Belize’s financial sector has been facing correspondent banking issues, even before discussions on the legalization of cannabis began. This is because many of the international banks in the Caribbean region are not prepared to pay the penalties attached to handling illegitimate money within such a small market. But, as more and more international banks limit their business with Caribbean countries like Belize, one of the nation’s major banks recently raised concerns over the potential negative impacts of a local marijuana industry on the already strained relations. As we have reported, this is one of the reasons why the Government of Belize has recently shelved the cannabis bill. Henry Charles Usher, the Minister of Constitutional and Political Reform spent some time discussing the topic this morning during his appearance on Open Your Eyes.

Henry Charles Usher, Minister of Constitutional and Political Reform

“The issue of the banks really came to a fore front earlier this year in May when one of the major banks actually wrote in to Cabinet and said listen, we are trying to improve our correspondent banking relationship with some of our international banks. This is going to make it more difficult for us to do that. For the last few years, Belize has had a correspondent banking issue. It is not brought on by marijuana. Really, what brought it on was the de-risking by the Caribbean that was done by U.S. banks. What I mean by that, Belize is a small jurisdiction compared to other countries. International banks are saying that the penalties if we are banking monies if not legitimate are so high, and the business we get from Belize is not enough to cover that penalty, that we are just going to de-risk Belize. That is why you saw Scotia-Bank pull out.

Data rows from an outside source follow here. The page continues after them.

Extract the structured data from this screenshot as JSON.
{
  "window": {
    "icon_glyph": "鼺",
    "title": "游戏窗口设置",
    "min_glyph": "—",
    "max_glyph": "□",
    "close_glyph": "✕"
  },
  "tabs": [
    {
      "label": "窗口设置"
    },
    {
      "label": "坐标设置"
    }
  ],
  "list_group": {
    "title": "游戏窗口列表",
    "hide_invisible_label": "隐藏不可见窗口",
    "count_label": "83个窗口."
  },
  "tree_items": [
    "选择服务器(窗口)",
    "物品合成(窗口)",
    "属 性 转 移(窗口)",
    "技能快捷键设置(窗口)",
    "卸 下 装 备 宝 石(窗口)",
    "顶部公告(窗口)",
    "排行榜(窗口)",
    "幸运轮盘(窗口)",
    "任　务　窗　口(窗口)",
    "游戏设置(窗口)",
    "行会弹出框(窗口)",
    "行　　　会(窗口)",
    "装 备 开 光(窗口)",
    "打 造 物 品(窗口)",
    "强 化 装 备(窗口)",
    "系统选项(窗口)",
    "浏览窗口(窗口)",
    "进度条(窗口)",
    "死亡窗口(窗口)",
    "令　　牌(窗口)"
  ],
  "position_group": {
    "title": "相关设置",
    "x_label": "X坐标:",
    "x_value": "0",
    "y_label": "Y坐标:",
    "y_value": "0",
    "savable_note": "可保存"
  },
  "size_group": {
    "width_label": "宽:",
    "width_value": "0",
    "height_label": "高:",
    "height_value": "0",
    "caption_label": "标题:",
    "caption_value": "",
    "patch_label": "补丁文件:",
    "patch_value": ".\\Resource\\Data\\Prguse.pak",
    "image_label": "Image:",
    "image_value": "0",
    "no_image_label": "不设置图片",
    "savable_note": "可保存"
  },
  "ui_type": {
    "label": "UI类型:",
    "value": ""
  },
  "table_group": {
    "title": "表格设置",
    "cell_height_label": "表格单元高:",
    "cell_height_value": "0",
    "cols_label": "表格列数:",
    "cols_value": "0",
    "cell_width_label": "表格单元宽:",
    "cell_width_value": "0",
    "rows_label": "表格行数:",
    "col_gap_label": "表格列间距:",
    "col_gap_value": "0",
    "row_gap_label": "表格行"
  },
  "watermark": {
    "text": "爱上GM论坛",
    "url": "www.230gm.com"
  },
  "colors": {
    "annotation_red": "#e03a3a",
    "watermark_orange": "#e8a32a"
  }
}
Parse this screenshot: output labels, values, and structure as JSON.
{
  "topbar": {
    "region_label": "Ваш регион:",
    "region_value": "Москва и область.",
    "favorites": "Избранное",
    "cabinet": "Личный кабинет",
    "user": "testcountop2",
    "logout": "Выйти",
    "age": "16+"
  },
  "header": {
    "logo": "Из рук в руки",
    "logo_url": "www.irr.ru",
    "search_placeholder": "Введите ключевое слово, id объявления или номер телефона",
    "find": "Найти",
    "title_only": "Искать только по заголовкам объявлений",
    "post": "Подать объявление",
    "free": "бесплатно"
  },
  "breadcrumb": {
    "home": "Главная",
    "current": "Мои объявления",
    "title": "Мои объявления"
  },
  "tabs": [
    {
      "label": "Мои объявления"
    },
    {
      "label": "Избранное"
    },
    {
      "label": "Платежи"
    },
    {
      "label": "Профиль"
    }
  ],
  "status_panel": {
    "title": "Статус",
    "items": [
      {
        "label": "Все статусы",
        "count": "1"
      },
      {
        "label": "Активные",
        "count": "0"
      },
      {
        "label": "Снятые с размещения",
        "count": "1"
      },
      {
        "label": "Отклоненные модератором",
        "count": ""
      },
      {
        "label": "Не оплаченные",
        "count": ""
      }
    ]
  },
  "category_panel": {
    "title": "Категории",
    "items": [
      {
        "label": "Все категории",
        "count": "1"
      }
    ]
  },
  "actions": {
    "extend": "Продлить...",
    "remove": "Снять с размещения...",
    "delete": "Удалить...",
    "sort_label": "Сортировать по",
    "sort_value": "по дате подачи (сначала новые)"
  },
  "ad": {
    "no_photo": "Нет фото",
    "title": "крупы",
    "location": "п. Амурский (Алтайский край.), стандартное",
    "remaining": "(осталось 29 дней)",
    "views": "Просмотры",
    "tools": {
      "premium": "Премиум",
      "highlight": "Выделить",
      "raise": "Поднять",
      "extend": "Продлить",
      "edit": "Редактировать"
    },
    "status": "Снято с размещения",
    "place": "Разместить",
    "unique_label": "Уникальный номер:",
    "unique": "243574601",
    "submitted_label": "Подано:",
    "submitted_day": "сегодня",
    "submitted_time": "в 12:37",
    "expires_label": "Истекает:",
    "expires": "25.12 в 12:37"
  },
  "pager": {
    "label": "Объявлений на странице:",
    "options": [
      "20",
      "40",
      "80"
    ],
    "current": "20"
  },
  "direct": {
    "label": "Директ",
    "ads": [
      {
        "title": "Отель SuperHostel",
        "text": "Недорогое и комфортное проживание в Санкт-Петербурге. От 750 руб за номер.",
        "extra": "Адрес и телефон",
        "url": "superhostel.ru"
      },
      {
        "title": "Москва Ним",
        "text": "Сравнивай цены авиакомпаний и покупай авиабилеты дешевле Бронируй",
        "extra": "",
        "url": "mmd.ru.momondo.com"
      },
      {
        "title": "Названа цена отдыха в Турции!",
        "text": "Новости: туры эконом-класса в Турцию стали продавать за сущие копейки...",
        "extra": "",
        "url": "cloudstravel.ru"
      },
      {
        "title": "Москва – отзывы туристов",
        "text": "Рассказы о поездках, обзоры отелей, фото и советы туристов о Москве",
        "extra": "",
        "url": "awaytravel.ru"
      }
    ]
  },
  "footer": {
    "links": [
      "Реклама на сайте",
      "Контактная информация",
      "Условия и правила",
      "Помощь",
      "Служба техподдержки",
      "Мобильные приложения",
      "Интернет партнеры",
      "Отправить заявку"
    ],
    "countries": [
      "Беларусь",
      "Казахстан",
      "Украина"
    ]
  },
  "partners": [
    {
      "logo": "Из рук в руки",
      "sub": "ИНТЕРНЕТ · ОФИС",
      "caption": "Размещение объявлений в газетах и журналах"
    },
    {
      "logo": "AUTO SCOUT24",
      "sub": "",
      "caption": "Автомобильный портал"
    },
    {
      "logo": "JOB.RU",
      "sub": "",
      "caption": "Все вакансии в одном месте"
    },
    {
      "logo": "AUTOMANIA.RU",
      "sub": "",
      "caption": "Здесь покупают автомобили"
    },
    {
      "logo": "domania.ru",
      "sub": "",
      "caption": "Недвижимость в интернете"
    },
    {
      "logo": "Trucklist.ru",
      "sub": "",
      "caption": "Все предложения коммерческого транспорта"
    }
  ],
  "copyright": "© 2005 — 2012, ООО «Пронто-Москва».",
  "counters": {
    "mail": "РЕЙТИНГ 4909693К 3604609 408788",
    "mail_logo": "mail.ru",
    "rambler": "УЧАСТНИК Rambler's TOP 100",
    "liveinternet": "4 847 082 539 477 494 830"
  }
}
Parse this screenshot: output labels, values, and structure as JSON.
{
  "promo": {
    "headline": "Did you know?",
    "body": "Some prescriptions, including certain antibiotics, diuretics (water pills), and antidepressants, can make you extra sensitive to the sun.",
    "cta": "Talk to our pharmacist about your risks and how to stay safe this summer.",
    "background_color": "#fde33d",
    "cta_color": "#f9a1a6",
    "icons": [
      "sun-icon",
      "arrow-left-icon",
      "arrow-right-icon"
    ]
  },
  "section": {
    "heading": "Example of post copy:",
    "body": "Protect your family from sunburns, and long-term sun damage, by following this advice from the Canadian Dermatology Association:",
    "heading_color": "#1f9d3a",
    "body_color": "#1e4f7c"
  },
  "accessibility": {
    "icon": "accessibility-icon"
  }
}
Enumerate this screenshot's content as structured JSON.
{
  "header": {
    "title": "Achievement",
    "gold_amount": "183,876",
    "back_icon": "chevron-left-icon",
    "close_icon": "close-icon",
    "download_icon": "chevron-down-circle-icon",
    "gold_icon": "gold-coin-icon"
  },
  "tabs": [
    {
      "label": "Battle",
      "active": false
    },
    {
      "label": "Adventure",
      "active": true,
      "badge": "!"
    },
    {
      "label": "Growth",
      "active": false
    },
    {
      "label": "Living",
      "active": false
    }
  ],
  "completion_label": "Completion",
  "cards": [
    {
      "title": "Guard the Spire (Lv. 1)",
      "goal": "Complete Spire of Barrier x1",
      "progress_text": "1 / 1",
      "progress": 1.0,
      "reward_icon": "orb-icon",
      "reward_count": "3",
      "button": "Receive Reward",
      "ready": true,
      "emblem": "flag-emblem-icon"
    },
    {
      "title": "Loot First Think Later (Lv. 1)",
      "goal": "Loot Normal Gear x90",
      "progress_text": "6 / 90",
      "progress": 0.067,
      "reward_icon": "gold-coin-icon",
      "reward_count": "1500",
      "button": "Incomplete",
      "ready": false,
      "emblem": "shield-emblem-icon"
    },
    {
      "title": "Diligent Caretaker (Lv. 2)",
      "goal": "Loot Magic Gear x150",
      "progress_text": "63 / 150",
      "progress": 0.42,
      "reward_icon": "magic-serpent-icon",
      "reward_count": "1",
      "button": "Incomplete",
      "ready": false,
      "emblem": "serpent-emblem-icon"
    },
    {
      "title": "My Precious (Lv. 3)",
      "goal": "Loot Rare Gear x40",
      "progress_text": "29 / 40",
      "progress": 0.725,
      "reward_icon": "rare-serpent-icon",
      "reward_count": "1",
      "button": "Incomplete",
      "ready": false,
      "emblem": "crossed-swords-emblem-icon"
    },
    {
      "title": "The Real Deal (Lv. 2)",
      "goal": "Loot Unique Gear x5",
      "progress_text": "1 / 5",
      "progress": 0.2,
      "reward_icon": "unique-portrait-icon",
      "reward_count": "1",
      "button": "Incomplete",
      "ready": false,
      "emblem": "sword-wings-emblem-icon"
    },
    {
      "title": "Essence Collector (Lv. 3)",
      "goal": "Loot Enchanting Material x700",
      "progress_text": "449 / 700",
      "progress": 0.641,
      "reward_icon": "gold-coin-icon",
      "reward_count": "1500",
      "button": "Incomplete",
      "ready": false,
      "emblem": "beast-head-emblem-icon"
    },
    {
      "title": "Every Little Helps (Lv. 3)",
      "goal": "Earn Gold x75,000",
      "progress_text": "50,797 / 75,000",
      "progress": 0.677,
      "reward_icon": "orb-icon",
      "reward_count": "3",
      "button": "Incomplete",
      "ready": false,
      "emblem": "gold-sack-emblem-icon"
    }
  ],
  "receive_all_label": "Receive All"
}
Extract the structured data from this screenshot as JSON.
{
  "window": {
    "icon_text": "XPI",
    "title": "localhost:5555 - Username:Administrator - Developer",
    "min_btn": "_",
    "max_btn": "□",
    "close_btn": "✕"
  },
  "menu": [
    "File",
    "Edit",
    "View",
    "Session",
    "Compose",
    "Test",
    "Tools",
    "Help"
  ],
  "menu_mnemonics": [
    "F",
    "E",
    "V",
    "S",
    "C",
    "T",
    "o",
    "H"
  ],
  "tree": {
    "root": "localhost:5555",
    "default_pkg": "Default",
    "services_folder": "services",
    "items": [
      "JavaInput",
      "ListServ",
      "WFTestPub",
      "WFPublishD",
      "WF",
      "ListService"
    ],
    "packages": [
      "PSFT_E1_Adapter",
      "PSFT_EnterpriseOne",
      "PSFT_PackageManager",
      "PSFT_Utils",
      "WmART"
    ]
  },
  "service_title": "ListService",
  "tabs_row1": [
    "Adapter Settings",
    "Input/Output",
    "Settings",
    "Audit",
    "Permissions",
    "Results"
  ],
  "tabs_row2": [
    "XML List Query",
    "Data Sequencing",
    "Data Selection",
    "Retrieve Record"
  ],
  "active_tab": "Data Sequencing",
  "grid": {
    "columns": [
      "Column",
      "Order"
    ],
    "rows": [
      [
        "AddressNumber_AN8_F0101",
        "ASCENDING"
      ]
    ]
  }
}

You saw other international banks say, well we are jeopardizing our domestic banking by having a correspondent banking relationship with a bank in Belize.”

Channel 5